● **Aim of the task**: Please copy each line of the data that includes the string "directors".

Source records:
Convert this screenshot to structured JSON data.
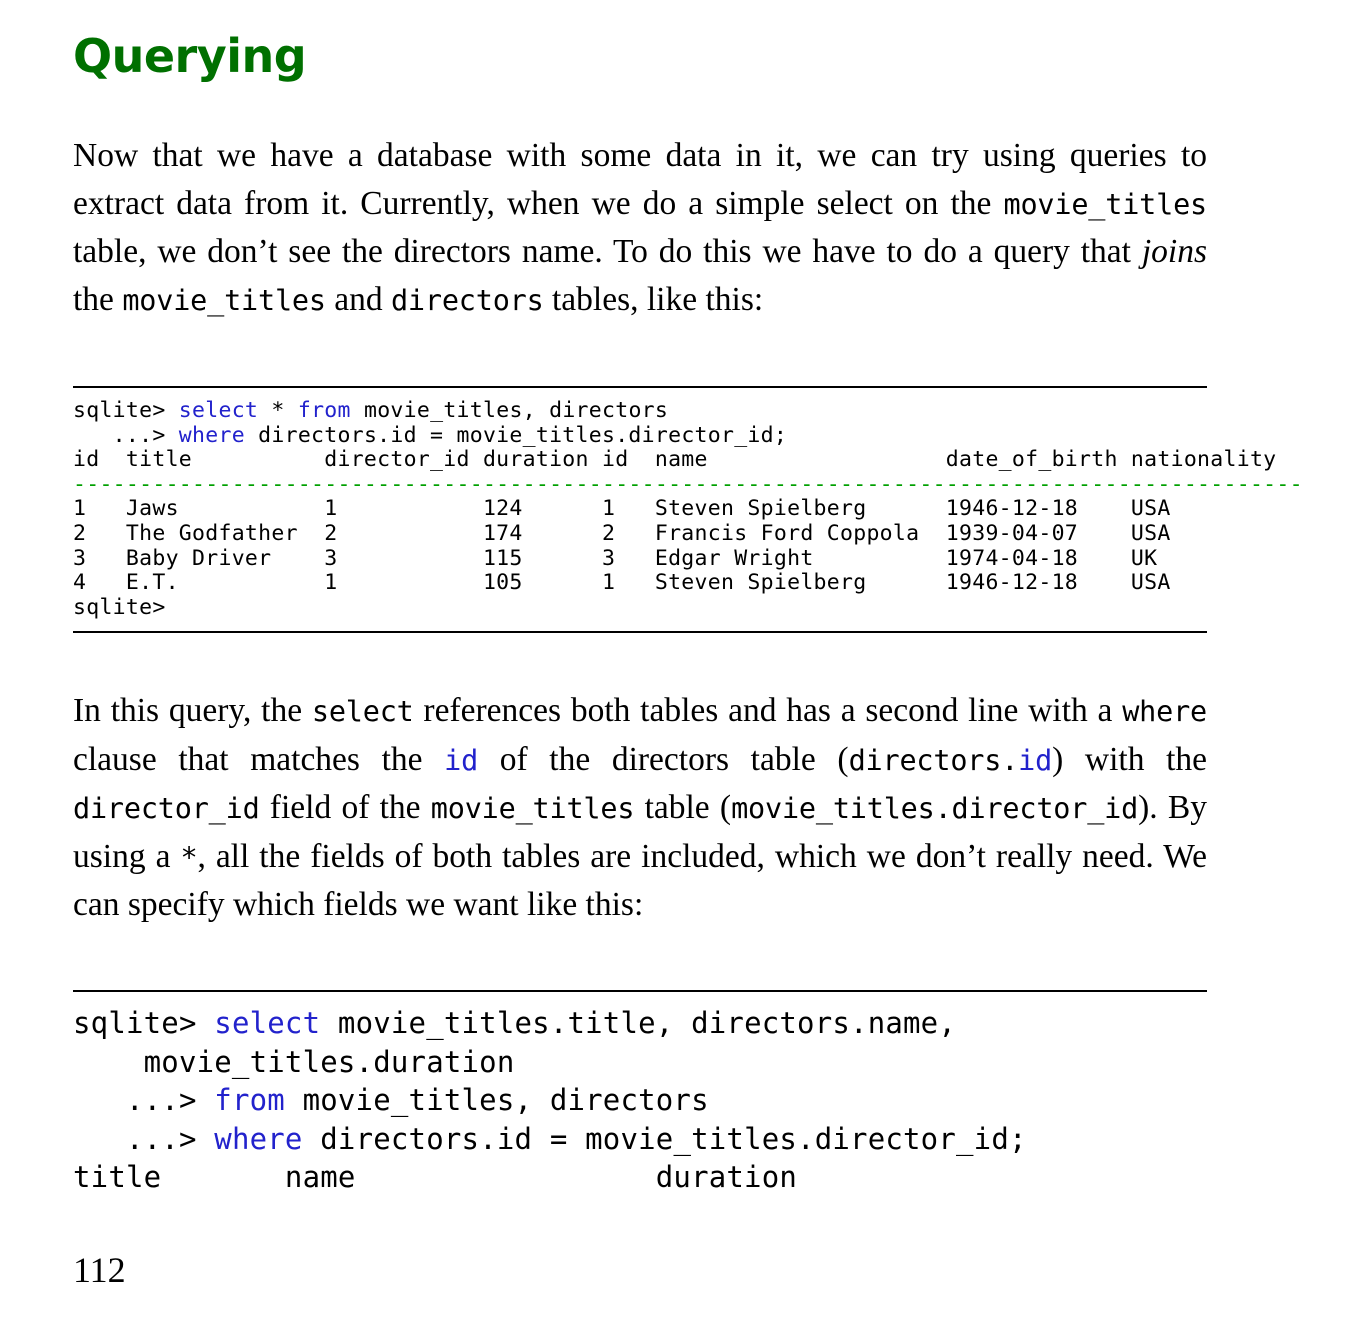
{
  "page": {
    "number": "112",
    "heading": "Querying"
  },
  "paragraphs": {
    "p1": {
      "s1": "Now that we have a database with some data in it, we can try using queries to extract data from it.  Currently, when we do a simple select on the ",
      "c1": "movie_titles",
      "s2": " table, we don’t see the directors name. To do this we have to do a query that ",
      "i1": "joins",
      "s3": " the ",
      "c2": "movie_titles",
      "s4": " and ",
      "c3": "directors",
      "s5": " tables, like this:"
    },
    "p2": {
      "s1": "In this query, the ",
      "c1": "select",
      "s2": " references both tables and has a second line with a ",
      "c2": "where",
      "s3": " clause that matches the ",
      "c3": "id",
      "s4": " of the directors table (",
      "c4a": "directors.",
      "c4b": "id",
      "s5": ") with the ",
      "c5": "director_id",
      "s6": " field of the ",
      "c6": "movie_titles",
      "s7": " table (",
      "c7": "movie_titles.director_id",
      "s8": ").  By using a ",
      "c8": "*",
      "s9": ", all the fields of both tables are included, which we don’t really need.  We can specify which fields we want like this:"
    }
  },
  "code_block_1": {
    "prompt1": "sqlite> ",
    "kw1": "select",
    "line1_rest": " * ",
    "kw2": "from",
    "line1_tail": " movie_titles, directors",
    "prompt2": "   ...> ",
    "kw3": "where",
    "line2_tail": " directors.id = movie_titles.director_id;",
    "header": "id  title          director_id duration id  name                  date_of_birth nationality",
    "separator": "---------------------------------------------------------------------------------------------",
    "rows": [
      "1   Jaws           1           124      1   Steven Spielberg      1946-12-18    USA",
      "2   The Godfather  2           174      2   Francis Ford Coppola  1939-04-07    USA",
      "3   Baby Driver    3           115      3   Edgar Wright          1974-04-18    UK",
      "4   E.T.           1           105      1   Steven Spielberg      1946-12-18    USA"
    ],
    "trailing_prompt": "sqlite>"
  },
  "code_block_2": {
    "prompt1": "sqlite> ",
    "kw1": "select",
    "line1_tail": " movie_titles.title, directors.name,",
    "line2": "    movie_titles.duration",
    "prompt2": "   ...> ",
    "kw2": "from",
    "line3_tail": " movie_titles, directors",
    "prompt3": "   ...> ",
    "kw3": "where",
    "line4_tail": " directors.id = movie_titles.director_id;",
    "header": "title       name                 duration"
  },
  "colors": {
    "heading_green": "#007000",
    "keyword_blue": "#2222cc",
    "separator_green": "#00a000",
    "text_black": "#000000",
    "rule_black": "#000000"
  }
}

● **Result of the exercise**:
      "s2": " table, we don’t see the directors name. To do this we have to do a query that ",
      "c3": "directors",
      "s4": " of the directors table (",
      "c4a": "directors.",
    "line1_tail": " movie_titles, directors",
    "line2_tail": " directors.id = movie_titles.director_id;",
    "line1_tail": " movie_titles.title, directors.name,",
    "line3_tail": " movie_titles, directors",
    "line4_tail": " directors.id = movie_titles.director_id;",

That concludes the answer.